§ **PROMPT**:
How many lines in the records below contain "Aesthetic"? Reply with the number only.

[Opening INPUT DATA section]

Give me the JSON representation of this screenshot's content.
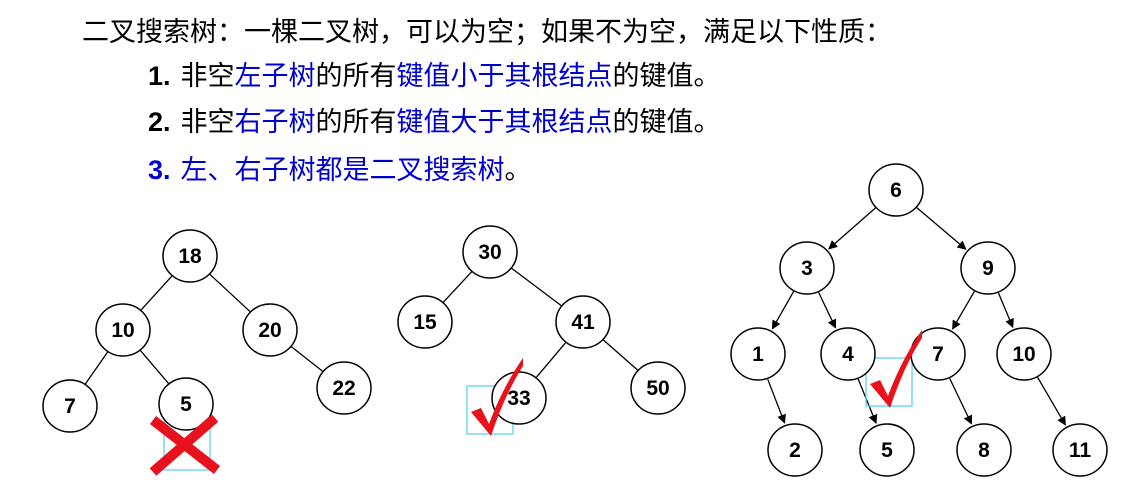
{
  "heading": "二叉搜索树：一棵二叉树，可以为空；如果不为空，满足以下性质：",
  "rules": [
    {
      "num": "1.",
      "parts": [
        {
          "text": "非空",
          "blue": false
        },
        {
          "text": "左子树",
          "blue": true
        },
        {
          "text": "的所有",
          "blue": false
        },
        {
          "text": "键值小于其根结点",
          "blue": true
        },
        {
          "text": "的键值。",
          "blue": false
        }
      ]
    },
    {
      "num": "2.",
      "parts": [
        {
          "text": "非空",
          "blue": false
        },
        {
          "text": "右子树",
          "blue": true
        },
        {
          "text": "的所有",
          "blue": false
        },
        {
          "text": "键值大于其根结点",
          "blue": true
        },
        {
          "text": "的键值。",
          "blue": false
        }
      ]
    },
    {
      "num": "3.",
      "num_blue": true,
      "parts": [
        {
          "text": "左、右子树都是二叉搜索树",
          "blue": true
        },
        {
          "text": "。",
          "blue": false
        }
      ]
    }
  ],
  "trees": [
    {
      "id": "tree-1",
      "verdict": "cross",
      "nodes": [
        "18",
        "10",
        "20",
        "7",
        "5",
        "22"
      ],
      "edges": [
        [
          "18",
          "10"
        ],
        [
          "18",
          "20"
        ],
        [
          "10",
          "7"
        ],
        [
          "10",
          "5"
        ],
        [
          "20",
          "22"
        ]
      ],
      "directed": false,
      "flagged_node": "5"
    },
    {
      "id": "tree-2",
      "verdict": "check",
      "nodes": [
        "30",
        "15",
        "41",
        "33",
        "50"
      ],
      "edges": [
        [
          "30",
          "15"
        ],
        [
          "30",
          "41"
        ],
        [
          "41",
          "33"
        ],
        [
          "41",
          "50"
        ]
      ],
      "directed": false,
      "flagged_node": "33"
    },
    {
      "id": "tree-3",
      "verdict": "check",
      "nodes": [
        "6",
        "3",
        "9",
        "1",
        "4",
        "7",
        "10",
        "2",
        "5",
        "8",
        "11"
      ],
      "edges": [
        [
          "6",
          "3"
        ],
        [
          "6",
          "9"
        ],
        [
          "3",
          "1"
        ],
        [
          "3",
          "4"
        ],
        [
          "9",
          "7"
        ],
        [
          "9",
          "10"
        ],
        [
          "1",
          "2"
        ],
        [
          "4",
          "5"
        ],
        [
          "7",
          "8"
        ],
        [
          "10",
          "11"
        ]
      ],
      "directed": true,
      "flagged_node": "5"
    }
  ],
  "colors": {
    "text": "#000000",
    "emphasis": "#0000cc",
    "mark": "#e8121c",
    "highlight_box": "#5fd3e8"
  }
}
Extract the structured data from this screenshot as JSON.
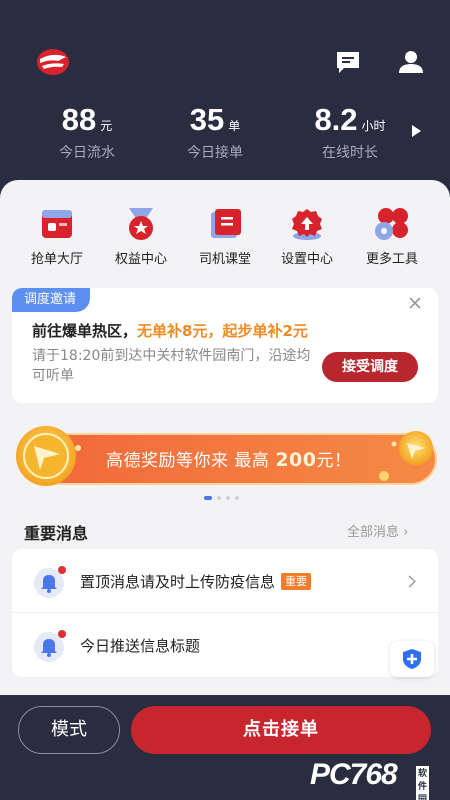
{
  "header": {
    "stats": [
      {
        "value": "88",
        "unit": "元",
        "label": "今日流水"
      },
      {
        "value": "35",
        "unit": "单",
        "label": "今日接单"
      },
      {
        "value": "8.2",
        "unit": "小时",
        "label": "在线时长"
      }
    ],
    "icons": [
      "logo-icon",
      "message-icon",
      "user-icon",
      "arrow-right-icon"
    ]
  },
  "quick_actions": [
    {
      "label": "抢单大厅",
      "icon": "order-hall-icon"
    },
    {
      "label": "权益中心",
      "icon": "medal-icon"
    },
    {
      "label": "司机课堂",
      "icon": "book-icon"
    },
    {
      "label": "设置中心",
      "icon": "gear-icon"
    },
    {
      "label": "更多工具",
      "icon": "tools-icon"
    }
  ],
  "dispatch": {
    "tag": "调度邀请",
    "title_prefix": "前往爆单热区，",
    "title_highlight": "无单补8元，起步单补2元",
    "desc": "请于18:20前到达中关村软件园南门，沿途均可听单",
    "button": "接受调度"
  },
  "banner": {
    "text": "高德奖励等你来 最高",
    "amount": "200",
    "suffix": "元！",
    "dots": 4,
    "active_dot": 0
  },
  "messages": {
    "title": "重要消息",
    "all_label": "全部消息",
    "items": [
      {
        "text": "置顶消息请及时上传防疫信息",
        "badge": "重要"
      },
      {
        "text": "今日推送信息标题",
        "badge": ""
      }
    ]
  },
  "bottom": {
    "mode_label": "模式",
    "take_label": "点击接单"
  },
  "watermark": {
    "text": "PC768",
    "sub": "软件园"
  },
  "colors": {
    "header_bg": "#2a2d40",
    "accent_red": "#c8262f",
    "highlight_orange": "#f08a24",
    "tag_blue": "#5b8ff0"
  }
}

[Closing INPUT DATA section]
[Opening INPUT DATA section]

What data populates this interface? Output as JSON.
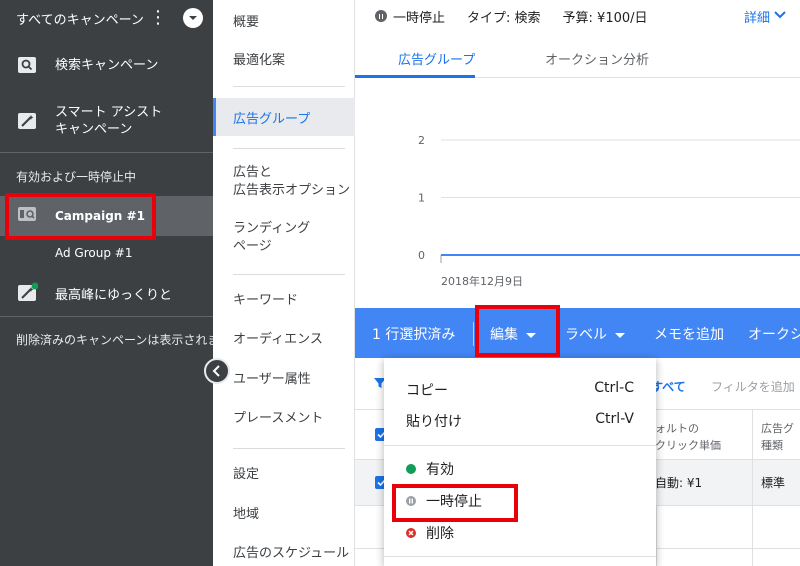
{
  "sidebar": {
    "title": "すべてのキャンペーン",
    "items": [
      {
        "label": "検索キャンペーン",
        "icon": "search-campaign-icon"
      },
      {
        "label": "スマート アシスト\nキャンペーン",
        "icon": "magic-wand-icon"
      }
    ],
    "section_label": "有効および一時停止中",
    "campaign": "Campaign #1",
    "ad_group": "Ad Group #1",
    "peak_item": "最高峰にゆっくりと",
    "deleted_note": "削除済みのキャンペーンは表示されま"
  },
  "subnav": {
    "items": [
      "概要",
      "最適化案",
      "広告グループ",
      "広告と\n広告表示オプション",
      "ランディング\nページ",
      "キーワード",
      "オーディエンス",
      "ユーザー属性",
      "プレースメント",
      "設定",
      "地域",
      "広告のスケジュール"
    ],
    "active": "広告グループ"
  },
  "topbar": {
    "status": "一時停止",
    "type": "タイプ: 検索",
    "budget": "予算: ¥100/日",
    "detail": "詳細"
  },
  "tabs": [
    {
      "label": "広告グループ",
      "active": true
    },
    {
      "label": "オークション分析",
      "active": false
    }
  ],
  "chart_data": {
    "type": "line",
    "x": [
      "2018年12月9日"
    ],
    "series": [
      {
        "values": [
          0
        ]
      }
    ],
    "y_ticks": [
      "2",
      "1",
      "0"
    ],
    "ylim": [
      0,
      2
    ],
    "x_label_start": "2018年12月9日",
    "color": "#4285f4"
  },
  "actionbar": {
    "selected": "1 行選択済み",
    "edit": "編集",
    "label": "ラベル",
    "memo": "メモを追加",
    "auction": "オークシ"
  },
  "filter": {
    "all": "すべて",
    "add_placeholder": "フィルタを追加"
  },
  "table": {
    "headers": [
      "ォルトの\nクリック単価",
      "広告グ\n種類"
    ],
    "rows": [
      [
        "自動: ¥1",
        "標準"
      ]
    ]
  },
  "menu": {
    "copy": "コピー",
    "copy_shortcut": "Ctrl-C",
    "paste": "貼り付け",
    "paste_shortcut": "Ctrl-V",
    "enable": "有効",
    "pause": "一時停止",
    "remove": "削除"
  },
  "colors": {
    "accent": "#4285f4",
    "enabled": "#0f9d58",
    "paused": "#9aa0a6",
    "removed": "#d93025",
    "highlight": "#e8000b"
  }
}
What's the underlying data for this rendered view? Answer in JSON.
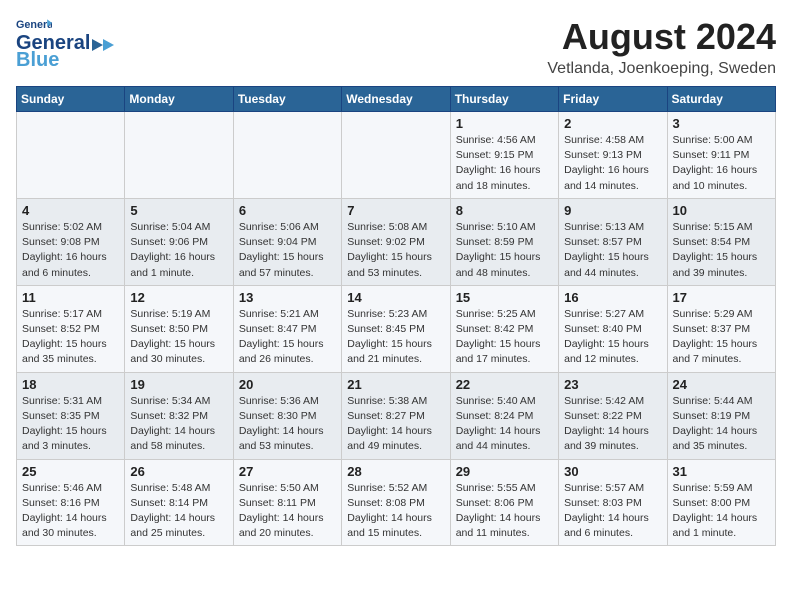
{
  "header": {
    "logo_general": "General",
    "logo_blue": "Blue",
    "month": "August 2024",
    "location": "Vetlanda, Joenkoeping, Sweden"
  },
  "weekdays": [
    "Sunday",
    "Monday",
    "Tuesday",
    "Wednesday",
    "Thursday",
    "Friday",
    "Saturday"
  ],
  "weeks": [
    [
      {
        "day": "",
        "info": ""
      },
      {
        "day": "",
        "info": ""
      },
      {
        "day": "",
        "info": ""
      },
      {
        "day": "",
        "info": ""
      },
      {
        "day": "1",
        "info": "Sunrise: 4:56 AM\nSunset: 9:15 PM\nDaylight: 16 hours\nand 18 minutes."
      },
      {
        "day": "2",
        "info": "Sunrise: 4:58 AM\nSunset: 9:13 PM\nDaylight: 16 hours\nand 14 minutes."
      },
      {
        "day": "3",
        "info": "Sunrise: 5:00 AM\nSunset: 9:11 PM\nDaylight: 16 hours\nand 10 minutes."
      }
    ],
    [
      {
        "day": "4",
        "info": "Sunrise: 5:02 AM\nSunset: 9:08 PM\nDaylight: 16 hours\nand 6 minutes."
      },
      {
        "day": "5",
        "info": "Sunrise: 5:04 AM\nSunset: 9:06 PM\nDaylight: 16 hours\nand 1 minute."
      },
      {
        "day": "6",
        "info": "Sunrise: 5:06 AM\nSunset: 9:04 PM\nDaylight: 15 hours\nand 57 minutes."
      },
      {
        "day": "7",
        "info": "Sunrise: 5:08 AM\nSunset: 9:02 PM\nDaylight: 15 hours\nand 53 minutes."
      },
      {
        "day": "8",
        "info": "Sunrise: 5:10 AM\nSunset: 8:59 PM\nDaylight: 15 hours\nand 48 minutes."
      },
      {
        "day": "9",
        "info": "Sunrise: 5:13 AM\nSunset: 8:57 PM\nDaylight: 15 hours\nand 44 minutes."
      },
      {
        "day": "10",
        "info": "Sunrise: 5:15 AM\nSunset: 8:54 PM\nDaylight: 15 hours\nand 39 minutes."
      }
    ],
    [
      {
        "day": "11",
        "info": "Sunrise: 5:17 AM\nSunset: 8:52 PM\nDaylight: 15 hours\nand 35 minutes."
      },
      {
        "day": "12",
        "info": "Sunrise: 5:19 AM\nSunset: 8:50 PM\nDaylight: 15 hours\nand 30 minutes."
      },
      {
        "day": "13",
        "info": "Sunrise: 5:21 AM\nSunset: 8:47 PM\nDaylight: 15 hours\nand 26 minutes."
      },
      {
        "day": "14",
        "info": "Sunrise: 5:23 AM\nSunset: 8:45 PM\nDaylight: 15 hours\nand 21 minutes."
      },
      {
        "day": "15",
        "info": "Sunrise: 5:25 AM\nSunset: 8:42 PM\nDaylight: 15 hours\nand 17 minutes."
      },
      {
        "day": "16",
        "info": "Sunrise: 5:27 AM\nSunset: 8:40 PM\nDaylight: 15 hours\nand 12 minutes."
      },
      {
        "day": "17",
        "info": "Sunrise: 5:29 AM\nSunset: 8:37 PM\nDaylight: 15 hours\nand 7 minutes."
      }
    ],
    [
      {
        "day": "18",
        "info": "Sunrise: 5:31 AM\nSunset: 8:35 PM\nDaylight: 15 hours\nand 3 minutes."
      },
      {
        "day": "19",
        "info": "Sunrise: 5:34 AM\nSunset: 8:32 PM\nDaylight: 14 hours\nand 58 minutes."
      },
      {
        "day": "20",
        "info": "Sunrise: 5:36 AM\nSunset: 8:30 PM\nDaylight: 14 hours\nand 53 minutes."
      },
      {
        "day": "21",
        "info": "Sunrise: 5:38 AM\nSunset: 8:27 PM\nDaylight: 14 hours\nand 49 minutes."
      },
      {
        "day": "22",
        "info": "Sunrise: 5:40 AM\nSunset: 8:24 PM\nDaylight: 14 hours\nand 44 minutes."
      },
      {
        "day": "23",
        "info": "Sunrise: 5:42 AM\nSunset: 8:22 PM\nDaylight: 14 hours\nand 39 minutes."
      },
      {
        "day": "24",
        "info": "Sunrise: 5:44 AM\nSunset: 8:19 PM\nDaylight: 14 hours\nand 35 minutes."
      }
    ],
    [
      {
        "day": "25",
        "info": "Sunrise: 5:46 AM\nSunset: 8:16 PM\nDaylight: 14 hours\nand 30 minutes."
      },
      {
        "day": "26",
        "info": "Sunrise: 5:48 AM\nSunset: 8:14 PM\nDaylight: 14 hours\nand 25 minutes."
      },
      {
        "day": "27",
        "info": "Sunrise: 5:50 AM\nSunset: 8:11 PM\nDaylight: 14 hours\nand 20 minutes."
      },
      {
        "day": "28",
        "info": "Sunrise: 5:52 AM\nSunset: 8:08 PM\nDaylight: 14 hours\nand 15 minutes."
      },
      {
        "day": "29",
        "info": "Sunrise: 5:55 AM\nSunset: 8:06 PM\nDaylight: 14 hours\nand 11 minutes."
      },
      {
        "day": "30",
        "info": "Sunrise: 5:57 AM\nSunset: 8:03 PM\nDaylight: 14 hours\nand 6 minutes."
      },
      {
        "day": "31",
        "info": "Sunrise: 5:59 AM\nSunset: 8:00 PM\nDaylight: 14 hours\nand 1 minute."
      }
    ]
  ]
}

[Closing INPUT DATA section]
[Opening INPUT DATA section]

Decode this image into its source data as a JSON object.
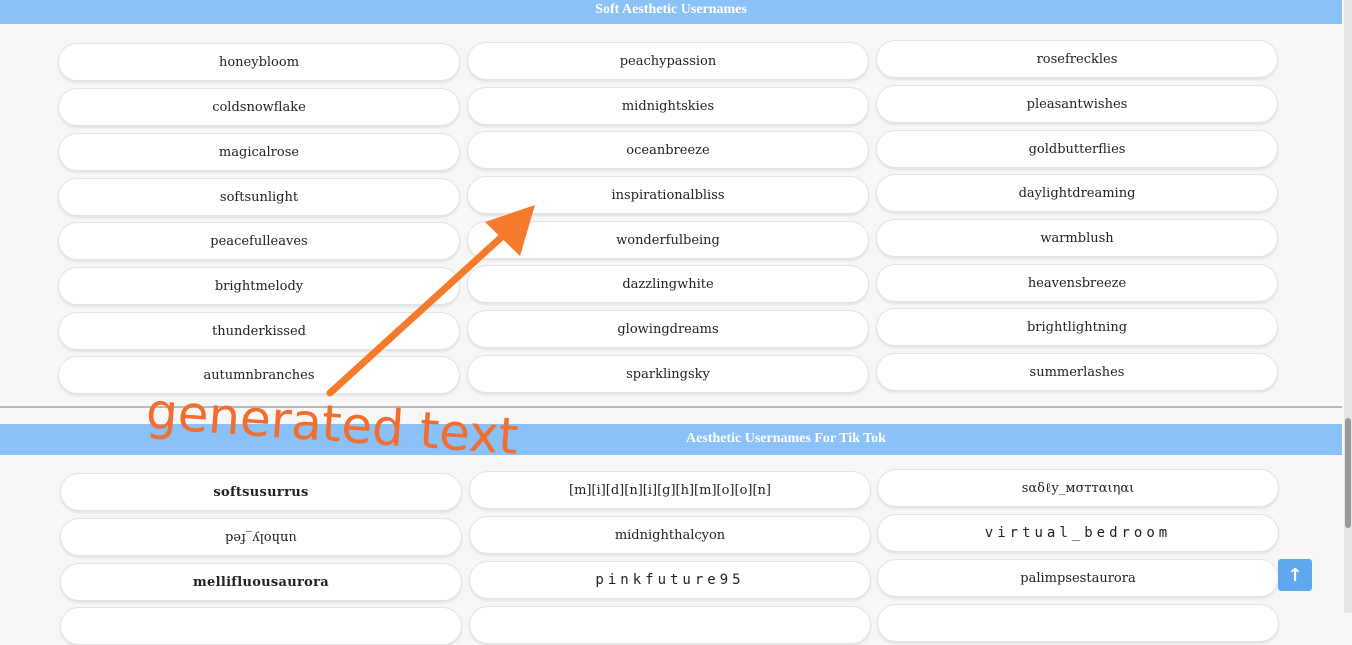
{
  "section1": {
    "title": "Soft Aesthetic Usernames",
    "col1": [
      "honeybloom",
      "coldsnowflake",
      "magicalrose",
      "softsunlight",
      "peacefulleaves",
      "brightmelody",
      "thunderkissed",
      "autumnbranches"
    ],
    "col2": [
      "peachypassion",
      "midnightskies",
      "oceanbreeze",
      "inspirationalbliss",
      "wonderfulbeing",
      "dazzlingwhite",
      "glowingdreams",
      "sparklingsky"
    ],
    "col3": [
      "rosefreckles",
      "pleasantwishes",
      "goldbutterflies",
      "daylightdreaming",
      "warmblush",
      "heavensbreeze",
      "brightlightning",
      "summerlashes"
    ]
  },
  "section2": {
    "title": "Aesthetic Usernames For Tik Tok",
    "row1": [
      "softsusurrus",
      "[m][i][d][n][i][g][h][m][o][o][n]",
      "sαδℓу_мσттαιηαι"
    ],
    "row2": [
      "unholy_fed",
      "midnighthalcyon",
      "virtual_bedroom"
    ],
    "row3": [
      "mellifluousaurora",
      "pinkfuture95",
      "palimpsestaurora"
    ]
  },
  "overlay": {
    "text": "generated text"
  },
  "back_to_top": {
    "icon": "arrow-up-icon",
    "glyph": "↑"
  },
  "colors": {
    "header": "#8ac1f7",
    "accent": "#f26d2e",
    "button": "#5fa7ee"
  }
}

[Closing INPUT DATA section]

§ **REPLY**:
2